Three years since releasing I Don’t Like Shit, I Don’t Go Outside, Earl Sweatshirt reemerged with a few teasers and an official video trailer confirming that new music was on the horizon. After “Nowhere2go” and “The Mint,” Earl marked his return with Some Rap Songs, his third studio album released on Tan Cressida and Columbia Records.

To many, Earl is rap’s golden child, earning a dedicated fan base for his vulnerability and honesty in his songs. I Don’t Like Shit was Earl’s moment in the spotlight, creating relatable music that broached topics of battling darkness and depression. For his age, he’s an exceptional lyricist and technically sharp, with his legend growing stronger with each showcase of his ability. So when he decides to be quiet and focus on creating, it means his eventual return will be much more impactful.

Some Rap Songs is Earl’s concept of brevity fully formed. As he told Vulture, the title comes from his obsession with “simplifying shit.”

"People take a lot of liberties, I feel like. Incomplete shit is really stressful to me, and the concept of unsimplified fractions is really stressful to me,” he said. “So, with things like the album title, how I structure shit, and even how I write, it was really just like, What is this?

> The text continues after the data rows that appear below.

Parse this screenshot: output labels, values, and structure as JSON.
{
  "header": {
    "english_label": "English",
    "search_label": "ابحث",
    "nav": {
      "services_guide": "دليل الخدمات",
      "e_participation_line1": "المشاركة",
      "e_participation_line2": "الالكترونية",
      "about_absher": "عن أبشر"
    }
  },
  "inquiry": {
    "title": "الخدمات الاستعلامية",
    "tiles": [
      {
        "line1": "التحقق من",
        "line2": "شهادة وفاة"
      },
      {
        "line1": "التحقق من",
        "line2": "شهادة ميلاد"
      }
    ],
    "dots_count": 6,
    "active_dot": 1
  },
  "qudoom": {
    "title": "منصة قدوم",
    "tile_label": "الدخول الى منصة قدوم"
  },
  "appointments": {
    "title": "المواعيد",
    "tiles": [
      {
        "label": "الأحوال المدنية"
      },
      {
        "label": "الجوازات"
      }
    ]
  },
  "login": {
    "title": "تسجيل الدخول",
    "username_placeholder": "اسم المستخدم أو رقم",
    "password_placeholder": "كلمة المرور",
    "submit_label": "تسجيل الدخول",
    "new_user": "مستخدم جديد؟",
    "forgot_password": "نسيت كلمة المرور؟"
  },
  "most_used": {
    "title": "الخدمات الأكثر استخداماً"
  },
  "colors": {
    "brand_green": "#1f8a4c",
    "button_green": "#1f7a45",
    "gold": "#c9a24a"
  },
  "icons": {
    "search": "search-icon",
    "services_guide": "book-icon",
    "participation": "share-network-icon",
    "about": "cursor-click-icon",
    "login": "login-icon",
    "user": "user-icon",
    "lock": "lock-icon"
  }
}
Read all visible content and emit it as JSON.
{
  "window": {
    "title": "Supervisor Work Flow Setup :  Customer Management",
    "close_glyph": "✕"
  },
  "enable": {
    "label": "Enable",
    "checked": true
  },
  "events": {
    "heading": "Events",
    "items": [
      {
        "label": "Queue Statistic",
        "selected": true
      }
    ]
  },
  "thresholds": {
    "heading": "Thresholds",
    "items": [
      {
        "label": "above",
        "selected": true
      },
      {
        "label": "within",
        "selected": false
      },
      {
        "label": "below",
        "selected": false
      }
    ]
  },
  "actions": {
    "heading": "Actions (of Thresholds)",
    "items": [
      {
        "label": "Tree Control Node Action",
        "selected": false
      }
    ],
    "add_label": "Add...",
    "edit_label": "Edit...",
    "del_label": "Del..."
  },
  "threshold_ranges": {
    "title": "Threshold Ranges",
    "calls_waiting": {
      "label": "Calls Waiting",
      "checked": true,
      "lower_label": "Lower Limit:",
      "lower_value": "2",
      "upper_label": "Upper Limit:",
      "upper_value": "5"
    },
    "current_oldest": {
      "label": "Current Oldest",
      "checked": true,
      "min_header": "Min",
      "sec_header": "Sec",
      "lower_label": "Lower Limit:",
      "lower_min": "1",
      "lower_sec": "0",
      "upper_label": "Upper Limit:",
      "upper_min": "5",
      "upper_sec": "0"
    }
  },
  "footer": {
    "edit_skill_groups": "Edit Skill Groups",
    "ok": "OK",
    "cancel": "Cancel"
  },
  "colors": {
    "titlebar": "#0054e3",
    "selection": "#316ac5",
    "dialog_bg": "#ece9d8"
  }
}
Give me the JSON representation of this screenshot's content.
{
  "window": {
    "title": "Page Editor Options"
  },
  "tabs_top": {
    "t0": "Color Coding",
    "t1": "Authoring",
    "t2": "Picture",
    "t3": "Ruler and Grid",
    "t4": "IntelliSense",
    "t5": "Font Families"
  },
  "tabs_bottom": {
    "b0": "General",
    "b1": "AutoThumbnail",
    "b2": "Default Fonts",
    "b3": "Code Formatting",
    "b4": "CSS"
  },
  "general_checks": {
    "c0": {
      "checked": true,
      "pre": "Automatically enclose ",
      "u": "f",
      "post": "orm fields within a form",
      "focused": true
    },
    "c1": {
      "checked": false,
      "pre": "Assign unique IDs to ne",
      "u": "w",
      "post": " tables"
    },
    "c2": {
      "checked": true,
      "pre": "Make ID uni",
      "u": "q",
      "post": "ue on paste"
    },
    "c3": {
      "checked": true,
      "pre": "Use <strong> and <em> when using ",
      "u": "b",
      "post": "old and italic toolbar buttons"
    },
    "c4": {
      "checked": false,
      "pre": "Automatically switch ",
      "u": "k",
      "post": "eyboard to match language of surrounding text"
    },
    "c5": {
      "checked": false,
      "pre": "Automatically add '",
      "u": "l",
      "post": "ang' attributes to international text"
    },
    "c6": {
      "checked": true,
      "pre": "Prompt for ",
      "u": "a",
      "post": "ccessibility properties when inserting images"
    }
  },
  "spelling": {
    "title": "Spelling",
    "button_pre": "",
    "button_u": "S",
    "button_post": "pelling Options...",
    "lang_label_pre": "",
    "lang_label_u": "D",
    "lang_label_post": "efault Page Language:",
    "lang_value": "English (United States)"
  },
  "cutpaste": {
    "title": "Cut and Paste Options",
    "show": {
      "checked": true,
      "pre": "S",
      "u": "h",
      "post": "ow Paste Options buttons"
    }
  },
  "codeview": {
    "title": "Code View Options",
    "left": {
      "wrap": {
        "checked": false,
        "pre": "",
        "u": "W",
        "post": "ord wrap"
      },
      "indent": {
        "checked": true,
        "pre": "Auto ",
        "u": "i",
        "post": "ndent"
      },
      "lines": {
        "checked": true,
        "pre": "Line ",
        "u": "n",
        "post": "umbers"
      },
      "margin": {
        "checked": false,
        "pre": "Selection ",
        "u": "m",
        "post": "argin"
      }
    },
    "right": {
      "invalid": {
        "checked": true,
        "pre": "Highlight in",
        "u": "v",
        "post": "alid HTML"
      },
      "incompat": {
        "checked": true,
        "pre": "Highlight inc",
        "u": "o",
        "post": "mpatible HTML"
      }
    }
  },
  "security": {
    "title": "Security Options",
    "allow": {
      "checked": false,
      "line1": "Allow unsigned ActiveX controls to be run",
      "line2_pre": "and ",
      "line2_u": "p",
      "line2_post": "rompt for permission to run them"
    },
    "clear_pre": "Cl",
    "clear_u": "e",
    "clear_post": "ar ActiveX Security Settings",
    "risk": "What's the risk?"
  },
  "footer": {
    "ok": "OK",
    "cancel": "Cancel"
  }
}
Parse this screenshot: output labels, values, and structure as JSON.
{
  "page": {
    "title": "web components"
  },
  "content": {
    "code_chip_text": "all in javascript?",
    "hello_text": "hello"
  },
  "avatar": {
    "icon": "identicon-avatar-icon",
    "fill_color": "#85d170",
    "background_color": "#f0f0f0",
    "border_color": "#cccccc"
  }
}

The album title was kind of a response to that question.”

The 15-track album features appearances by his parents—his mother, Cheryl Harris, and his late father, South African poet Keorapetse Kgositsile—as well as Navy Blue, who appears on “The Mint.” You’ll find Some Rap Songs upholds the lyrical standard of his previous projects, where he especially shines on “Red Water,” “December24,” and “Playing Possum.” He mentions Donald Trump on “Veins,” rapping, “Stuck in Trumpland watching subtlety decayin'/I ain't touch a Xan, when it is time to put my burnt body in a case/Tell my mom I said 'thank you.'

As a producer, he brings an infinite amount of magnetic loops that work for his effortless flow. Listen to the evolution of Earl below.